App and web page records:
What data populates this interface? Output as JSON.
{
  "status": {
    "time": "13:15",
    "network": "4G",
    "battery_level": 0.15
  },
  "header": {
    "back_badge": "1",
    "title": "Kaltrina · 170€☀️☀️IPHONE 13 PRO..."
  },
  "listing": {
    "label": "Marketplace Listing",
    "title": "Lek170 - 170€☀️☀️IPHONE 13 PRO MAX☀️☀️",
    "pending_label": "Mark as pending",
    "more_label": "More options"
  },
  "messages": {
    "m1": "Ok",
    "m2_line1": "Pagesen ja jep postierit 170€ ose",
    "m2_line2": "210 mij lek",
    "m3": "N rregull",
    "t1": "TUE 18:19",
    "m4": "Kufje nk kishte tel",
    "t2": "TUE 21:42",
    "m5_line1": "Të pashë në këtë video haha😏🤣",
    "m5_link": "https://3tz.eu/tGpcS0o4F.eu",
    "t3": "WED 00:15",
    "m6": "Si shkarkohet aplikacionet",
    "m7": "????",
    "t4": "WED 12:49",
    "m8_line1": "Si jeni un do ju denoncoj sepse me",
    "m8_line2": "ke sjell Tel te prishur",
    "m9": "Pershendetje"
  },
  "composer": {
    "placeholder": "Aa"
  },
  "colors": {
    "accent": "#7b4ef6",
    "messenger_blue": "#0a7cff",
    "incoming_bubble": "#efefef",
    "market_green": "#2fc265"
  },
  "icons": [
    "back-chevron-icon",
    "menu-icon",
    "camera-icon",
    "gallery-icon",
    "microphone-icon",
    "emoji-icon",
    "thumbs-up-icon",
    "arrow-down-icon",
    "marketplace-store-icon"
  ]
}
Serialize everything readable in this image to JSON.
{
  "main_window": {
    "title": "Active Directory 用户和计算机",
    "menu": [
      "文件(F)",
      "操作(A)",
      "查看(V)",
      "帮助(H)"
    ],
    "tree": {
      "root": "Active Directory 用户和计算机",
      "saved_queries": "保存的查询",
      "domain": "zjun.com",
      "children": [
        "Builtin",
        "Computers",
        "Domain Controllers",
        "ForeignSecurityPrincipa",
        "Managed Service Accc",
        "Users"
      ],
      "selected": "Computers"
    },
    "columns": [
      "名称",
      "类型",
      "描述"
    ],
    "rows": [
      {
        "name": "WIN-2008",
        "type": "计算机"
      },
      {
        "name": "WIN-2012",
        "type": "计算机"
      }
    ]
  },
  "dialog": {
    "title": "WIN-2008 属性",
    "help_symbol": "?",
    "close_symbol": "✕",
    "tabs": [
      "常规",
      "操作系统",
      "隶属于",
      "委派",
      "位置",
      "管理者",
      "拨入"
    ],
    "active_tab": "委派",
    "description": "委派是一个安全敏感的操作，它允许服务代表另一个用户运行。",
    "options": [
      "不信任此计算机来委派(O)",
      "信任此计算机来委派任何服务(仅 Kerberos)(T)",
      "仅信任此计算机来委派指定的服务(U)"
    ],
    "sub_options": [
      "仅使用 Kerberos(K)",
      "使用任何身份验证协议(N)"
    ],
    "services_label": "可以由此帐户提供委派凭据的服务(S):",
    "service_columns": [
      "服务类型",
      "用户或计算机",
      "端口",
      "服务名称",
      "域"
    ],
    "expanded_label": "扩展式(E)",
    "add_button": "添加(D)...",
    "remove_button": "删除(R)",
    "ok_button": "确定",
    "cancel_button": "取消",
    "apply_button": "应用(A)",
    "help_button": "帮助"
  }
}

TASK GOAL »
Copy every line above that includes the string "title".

YOUR RESPONSE »
    "title": "Kaltrina · 170€☀️☀️IPHONE 13 PRO..."
    "title": "Lek170 - 170€☀️☀️IPHONE 13 PRO MAX☀️☀️",
    "title": "Active Directory 用户和计算机",
    "title": "WIN-2008 属性",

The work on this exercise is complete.